Task item: Given the entries below, please return each one exactly.

Exercise data:
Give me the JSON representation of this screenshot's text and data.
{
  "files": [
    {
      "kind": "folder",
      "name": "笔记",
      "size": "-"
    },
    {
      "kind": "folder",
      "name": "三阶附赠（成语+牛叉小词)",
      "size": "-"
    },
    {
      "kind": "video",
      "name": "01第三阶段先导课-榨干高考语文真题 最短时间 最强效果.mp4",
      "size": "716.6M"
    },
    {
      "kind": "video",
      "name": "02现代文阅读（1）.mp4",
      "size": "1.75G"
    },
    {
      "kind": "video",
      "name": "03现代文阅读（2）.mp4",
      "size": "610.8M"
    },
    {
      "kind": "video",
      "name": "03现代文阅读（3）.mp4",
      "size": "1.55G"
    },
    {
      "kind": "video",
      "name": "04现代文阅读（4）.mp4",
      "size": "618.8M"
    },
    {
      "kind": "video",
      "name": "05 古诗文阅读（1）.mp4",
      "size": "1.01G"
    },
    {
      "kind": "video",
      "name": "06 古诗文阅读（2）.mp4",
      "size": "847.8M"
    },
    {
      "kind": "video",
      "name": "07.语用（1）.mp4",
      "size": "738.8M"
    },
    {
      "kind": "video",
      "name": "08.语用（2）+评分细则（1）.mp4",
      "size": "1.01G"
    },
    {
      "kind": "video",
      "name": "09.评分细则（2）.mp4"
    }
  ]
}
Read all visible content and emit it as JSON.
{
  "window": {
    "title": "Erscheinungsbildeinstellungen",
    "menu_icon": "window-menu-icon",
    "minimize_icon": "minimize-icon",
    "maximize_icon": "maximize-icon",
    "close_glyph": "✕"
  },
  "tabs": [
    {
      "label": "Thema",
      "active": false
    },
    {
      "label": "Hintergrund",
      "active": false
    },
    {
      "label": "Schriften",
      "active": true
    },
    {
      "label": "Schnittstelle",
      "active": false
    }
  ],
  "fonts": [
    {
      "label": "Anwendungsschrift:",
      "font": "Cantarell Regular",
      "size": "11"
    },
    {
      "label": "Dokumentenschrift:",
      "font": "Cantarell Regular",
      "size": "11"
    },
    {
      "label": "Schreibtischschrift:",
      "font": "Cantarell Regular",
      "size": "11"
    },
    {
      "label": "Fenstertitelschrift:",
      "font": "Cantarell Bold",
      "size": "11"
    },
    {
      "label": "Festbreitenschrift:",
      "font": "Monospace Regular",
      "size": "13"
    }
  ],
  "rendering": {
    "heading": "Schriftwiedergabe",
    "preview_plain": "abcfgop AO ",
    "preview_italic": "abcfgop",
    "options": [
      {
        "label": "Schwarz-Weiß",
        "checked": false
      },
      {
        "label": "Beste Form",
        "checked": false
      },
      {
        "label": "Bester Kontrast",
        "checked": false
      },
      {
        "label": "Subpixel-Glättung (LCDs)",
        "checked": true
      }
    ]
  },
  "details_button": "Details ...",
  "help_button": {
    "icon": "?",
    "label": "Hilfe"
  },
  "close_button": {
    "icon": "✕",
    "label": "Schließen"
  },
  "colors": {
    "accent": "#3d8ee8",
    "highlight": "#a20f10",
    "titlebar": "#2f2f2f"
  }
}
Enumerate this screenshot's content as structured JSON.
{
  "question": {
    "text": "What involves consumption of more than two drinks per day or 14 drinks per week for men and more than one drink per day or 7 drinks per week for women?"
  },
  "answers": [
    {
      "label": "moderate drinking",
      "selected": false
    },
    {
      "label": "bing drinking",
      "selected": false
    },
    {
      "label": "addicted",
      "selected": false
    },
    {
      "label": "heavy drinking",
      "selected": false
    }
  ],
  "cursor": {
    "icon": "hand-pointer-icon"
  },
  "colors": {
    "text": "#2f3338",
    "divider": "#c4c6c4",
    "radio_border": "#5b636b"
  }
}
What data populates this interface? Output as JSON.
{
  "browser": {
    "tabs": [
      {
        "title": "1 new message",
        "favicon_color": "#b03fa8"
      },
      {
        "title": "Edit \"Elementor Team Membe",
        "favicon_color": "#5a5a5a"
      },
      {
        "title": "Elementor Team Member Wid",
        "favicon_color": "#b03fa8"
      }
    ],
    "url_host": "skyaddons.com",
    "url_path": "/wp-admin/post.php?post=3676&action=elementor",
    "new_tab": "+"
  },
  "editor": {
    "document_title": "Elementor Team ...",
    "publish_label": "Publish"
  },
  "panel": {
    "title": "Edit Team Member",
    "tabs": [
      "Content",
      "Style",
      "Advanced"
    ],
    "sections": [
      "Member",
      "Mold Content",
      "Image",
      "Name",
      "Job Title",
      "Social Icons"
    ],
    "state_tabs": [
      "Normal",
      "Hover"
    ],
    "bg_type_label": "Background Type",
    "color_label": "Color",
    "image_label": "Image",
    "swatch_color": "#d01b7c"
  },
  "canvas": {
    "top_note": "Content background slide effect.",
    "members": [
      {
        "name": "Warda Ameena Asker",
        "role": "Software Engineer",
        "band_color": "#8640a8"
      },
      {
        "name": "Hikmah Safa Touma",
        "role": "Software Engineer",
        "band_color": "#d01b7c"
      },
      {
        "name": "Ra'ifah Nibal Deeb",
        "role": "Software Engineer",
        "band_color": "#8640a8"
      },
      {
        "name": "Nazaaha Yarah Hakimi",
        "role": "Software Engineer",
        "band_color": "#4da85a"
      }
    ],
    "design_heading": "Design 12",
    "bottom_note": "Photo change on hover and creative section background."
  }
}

Solution to this problem:
Give me the JSON representation of this screenshot's text and data.
{
  "files": [
    {
      "kind": "folder",
      "name": "笔记",
      "size": "-"
    },
    {
      "kind": "folder",
      "name": "三阶附赠（成语+牛叉小词)",
      "size": "-"
    },
    {
      "kind": "video",
      "name": "01第三阶段先导课-榨干高考语文真题 最短时间 最强效果.mp4",
      "size": "716.6M"
    },
    {
      "kind": "video",
      "name": "02现代文阅读（1）.mp4",
      "size": "1.75G"
    },
    {
      "kind": "video",
      "name": "03现代文阅读（2）.mp4",
      "size": "610.8M"
    },
    {
      "kind": "video",
      "name": "03现代文阅读（3）.mp4",
      "size": "1.55G"
    },
    {
      "kind": "video",
      "name": "04现代文阅读（4）.mp4",
      "size": "618.8M"
    },
    {
      "kind": "video",
      "name": "05 古诗文阅读（1）.mp4",
      "size": "1.01G"
    },
    {
      "kind": "video",
      "name": "06 古诗文阅读（2）.mp4",
      "size": "847.8M"
    },
    {
      "kind": "video",
      "name": "07.语用（1）.mp4",
      "size": "738.8M"
    },
    {
      "kind": "video",
      "name": "08.语用（2）+评分细则（1）.mp4",
      "size": "1.01G"
    },
    {
      "kind": "video",
      "name": "09.评分细则（2）.mp4"
    }
  ]
}
Read all visible content and emit it as JSON.
{
  "window": {
    "title": "Erscheinungsbildeinstellungen",
    "menu_icon": "window-menu-icon",
    "minimize_icon": "minimize-icon",
    "maximize_icon": "maximize-icon",
    "close_glyph": "✕"
  },
  "tabs": [
    {
      "label": "Thema",
      "active": false
    },
    {
      "label": "Hintergrund",
      "active": false
    },
    {
      "label": "Schriften",
      "active": true
    },
    {
      "label": "Schnittstelle",
      "active": false
    }
  ],
  "fonts": [
    {
      "label": "Anwendungsschrift:",
      "font": "Cantarell Regular",
      "size": "11"
    },
    {
      "label": "Dokumentenschrift:",
      "font": "Cantarell Regular",
      "size": "11"
    },
    {
      "label": "Schreibtischschrift:",
      "font": "Cantarell Regular",
      "size": "11"
    },
    {
      "label": "Fenstertitelschrift:",
      "font": "Cantarell Bold",
      "size": "11"
    },
    {
      "label": "Festbreitenschrift:",
      "font": "Monospace Regular",
      "size": "13"
    }
  ],
  "rendering": {
    "heading": "Schriftwiedergabe",
    "preview_plain": "abcfgop AO ",
    "preview_italic": "abcfgop",
    "options": [
      {
        "label": "Schwarz-Weiß",
        "checked": false
      },
      {
        "label": "Beste Form",
        "checked": false
      },
      {
        "label": "Bester Kontrast",
        "checked": false
      },
      {
        "label": "Subpixel-Glättung (LCDs)",
        "checked": true
      }
    ]
  },
  "details_button": "Details ...",
  "help_button": {
    "icon": "?",
    "label": "Hilfe"
  },
  "close_button": {
    "icon": "✕",
    "label": "Schließen"
  },
  "colors": {
    "accent": "#3d8ee8",
    "highlight": "#a20f10",
    "titlebar": "#2f2f2f"
  }
}
Enumerate this screenshot's content as structured JSON.
{
  "question": {
    "text": "What involves consumption of more than two drinks per day or 14 drinks per week for men and more than one drink per day or 7 drinks per week for women?"
  },
  "answers": [
    {
      "label": "moderate drinking",
      "selected": false
    },
    {
      "label": "bing drinking",
      "selected": false
    },
    {
      "label": "addicted",
      "selected": false
    },
    {
      "label": "heavy drinking",
      "selected": false
    }
  ],
  "cursor": {
    "icon": "hand-pointer-icon"
  },
  "colors": {
    "text": "#2f3338",
    "divider": "#c4c6c4",
    "radio_border": "#5b636b"
  }
}
What data populates this interface? Output as JSON.
{
  "browser": {
    "tabs": [
      {
        "title": "1 new message",
        "favicon_color": "#b03fa8"
      },
      {
        "title": "Edit \"Elementor Team Membe",
        "favicon_color": "#5a5a5a"
      },
      {
        "title": "Elementor Team Member Wid",
        "favicon_color": "#b03fa8"
      }
    ],
    "url_host": "skyaddons.com",
    "url_path": "/wp-admin/post.php?post=3676&action=elementor",
    "new_tab": "+"
  },
  "editor": {
    "document_title": "Elementor Team ...",
    "publish_label": "Publish"
  },
  "panel": {
    "title": "Edit Team Member",
    "tabs": [
      "Content",
      "Style",
      "Advanced"
    ],
    "sections": [
      "Member",
      "Mold Content",
      "Image",
      "Name",
      "Job Title",
      "Social Icons"
    ],
    "state_tabs": [
      "Normal",
      "Hover"
    ],
    "bg_type_label": "Background Type",
    "color_label": "Color",
    "image_label": "Image",
    "swatch_color": "#d01b7c"
  },
  "canvas": {
    "top_note": "Content background slide effect.",
    "members": [
      {
        "name": "Warda Ameena Asker",
        "role": "Software Engineer",
        "band_color": "#8640a8"
      },
      {
        "name": "Hikmah Safa Touma",
        "role": "Software Engineer",
        "band_color": "#d01b7c"
      },
      {
        "name": "Ra'ifah Nibal Deeb",
        "role": "Software Engineer",
        "band_color": "#8640a8"
      },
      {
        "name": "Nazaaha Yarah Hakimi",
        "role": "Software Engineer",
        "band_color": "#4da85a"
      }
    ],
    "design_heading": "Design 12",
    "bottom_note": "Photo change on hover and creative section background."
  }
}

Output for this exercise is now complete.